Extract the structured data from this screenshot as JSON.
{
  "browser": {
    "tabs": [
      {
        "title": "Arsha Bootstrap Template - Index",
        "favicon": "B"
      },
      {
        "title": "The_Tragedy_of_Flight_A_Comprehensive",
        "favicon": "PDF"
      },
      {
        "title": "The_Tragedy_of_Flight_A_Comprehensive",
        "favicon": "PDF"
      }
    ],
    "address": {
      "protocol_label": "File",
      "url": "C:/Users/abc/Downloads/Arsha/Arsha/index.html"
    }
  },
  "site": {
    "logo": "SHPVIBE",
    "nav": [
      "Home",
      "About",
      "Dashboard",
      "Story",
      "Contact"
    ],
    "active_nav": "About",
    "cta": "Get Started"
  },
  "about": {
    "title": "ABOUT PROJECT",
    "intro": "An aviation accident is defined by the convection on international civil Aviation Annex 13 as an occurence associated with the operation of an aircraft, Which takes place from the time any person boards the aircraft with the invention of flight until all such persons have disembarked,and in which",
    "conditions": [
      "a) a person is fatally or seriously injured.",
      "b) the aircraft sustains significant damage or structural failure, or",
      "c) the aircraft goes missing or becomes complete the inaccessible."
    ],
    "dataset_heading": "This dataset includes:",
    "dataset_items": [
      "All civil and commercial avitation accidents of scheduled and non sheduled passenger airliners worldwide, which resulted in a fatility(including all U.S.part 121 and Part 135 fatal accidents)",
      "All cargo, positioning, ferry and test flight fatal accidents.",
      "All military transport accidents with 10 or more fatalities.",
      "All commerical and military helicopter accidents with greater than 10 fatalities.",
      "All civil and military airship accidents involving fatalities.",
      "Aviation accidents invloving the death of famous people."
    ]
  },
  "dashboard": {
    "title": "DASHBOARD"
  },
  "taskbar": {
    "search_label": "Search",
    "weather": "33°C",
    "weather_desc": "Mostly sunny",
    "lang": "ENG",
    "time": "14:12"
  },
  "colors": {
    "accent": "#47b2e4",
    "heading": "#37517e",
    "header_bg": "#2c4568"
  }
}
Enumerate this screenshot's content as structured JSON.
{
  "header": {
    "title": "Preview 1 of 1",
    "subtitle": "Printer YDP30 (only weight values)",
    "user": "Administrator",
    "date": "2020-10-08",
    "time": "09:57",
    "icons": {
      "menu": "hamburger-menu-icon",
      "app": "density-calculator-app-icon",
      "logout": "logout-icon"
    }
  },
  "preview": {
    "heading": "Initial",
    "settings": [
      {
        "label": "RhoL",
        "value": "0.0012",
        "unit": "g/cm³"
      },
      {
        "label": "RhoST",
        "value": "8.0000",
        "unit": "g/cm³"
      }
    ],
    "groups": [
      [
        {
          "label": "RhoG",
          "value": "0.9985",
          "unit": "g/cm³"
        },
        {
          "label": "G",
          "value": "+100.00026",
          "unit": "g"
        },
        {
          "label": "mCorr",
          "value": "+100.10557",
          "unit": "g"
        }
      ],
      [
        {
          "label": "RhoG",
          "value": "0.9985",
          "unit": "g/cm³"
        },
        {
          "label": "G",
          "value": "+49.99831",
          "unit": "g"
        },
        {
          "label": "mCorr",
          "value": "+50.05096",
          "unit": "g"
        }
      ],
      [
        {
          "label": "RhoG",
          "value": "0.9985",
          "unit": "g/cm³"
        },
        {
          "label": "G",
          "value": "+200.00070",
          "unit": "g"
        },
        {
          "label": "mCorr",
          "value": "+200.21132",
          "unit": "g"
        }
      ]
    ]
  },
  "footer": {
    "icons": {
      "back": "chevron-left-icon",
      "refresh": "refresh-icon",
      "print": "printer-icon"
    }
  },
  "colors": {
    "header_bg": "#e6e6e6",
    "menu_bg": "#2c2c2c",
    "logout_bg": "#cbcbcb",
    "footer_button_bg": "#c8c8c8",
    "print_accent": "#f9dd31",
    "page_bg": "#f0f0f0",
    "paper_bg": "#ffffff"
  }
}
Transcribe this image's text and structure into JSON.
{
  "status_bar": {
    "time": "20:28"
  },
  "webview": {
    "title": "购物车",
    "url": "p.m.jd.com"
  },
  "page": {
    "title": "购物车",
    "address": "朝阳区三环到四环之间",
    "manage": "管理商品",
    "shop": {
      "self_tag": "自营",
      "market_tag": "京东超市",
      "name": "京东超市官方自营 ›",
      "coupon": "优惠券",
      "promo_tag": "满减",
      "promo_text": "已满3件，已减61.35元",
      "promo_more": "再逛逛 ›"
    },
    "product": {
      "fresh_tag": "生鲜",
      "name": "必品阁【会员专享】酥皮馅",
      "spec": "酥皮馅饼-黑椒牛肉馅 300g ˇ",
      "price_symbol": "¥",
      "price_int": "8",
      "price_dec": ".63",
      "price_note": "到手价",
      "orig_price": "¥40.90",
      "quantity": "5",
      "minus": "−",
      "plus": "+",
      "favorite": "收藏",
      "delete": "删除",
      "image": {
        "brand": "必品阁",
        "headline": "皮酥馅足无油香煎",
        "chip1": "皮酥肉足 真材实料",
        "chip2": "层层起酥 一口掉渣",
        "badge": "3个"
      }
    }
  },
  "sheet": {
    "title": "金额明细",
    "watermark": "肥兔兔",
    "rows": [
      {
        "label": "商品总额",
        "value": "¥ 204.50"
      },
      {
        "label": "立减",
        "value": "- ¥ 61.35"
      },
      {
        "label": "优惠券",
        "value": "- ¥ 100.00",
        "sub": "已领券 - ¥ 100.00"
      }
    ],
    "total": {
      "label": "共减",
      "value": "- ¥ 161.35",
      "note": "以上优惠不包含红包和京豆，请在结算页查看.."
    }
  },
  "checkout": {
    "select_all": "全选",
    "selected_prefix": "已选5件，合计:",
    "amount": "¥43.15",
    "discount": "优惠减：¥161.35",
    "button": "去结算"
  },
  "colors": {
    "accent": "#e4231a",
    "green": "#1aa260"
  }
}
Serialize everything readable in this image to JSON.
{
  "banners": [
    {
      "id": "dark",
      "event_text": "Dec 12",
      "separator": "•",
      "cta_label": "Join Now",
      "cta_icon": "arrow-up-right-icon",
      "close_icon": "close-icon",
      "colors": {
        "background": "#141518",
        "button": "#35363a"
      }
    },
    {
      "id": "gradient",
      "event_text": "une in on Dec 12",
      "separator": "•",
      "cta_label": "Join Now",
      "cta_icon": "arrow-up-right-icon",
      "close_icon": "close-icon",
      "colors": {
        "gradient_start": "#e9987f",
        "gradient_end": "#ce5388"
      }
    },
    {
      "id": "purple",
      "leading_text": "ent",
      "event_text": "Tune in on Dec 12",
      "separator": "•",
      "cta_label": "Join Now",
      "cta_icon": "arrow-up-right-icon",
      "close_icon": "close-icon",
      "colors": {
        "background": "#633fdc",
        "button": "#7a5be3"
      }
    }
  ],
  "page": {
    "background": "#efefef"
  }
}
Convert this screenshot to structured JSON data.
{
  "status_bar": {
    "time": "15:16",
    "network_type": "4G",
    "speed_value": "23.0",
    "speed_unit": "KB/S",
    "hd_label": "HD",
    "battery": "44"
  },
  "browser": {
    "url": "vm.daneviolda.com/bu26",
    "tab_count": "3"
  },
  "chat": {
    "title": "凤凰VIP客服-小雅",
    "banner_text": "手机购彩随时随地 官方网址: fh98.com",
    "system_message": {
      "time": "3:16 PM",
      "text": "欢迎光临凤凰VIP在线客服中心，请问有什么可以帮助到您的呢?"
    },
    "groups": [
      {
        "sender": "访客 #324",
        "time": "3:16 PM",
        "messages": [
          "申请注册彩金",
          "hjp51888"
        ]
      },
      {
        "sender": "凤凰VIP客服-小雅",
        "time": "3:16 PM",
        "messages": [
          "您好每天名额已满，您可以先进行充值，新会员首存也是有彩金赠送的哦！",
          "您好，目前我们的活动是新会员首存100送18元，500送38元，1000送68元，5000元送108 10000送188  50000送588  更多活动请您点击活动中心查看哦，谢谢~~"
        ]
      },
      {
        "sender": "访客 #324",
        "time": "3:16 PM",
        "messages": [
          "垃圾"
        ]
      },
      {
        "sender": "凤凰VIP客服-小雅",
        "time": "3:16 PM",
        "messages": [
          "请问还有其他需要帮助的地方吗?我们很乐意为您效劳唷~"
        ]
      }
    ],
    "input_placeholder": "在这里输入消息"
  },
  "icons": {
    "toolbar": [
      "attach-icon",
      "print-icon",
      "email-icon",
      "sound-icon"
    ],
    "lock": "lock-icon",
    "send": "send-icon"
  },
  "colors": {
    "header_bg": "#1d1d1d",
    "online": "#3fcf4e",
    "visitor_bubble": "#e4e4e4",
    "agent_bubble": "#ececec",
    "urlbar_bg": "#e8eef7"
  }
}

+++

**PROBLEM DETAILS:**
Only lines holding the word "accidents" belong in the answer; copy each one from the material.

**TASK RESULT:**
      "All civil and commercial avitation accidents of scheduled and non sheduled passenger airliners worldwide, which resulted in a fatility(including all U.S.part 121 and Part 135 fatal accidents)",
      "All cargo, positioning, ferry and test flight fatal accidents.",
      "All military transport accidents with 10 or more fatalities.",
      "All commerical and military helicopter accidents with greater than 10 fatalities.",
      "All civil and military airship accidents involving fatalities.",
      "Aviation accidents invloving the death of famous people."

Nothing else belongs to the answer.